His name is Nicholas Negroponte, and one project over the course of the past several years has earned him tremendous amounts of attention: One Laptop per Child. He founded MIT’s Media Lab, where researchers work on creating “sociable” robots, new visual displays made out of cloth, and novel ways for humans to interact with computers. Negroponte also helped found Wired Magazine. I don’t for the slightest moment doubt Negroponte’s intelligence, but the One Laptop per Child project has culminated in a relative disaster.
This past Sunday, Negroponte spoke at the American Association for the Advancement of Science’s annual meeting, again heralding his OLPC project as revolutionary. I don’t disagree, but I also believe it is destined to fail.

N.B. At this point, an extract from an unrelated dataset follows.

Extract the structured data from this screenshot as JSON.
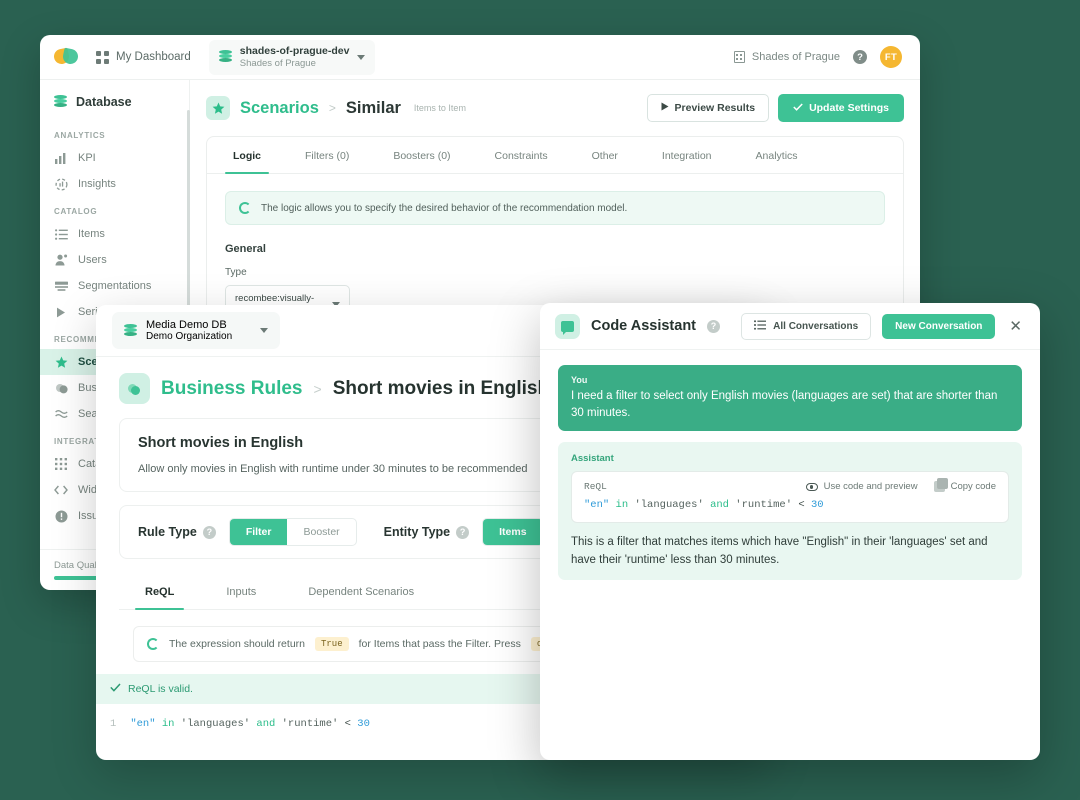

Negroponte noted that there was “a general obesity in the electronics industry.” This is true: Even though everyone needs the latest and greatest hardware to run Windows Vista acceptably well, personal computers were capable of performing the everyday tasks of word processing and e-mail even in the early 90s with only a fraction of the computing power available in today’s laptops. In nominal terms, laptop prices have fallen very little for a mid-range unit. Manufacturers have done a sufficiently good job differentiating and touting their products to make consumers feel the need for the latest, fastest processor and the largest screen available.
Meanwhile, the cost of a newly manufactured unit with the capabilities of an eight-year-old machine has dropped immensely. The Asus Eee PC I previously wrote about is but one example.
From an economic and conceptual standpoint, Negroponte has accurately assessed the situation: Distributing inexpensive, low-power laptops in developing countries will undoubtedly bring benefits in areas where textbooks are either unavailable or too expensive. Negroponte’s estimates have always been a bit ambitious — the laptop costs $187 today, will supposedly cost $100 by the end of 2009 and reputedly $50 in 2011 as production capacity ramps up.
But in order to achieve success, the complete package must be easy and convenient to use for even a barely literate student. While Negroponte’s team has removed a good portion of the complicated text and jargon from a modern operating system, the interface his team created barely functions. While a number of the concepts involved, including visual peer-to-peer instant messaging, are novel and interesting, there is no easy way to save and transfer typed documents. Additionally, much of the software, including eToys, an environment that combines something like Logo and KidPix, was slow, buggy and unresponsive, even running on a machine much faster than the OLPC.
From a hardware standpoint, the battery life of five hours is impressive, given the small size and low weight of the unit. The dual-function indoor/outdoor screen is novel in the way it renders text and images under different lighting conditions. Yet numerous reviewers have noted that the ruggedized keyboard is so awkward and cramped as to be close to unusable for extended periods of time. The squishy keys almost beg for typing errors. Also, the trackpad is not very responsive, causing pointer lag, at least on the revisions of the unit that were briefly, commercially available this past winter. Its processor has difficulty rendering even relatively simple Web sites, and YouTube videos are far beyond its reach.
Unfortunately, despite his innovative designs, Negroponte still has a long way to go. But he seems extremely determined to get his laptop right in the long run, and he has certainly begun a trend of “slimming down” electronics to lower their prices for both the benefit of developing nations and general consumers. One can only hope that his backers do not lose faith, as this is a very important project in the long run: The mere ability to access Wikipedia can provide children in developing nations access to far better resources than they would otherwise have through outdated textbooks of very limited quantities.
Barrett Williams is a sophomore in Trumbull College. His column appears on Wednesdays.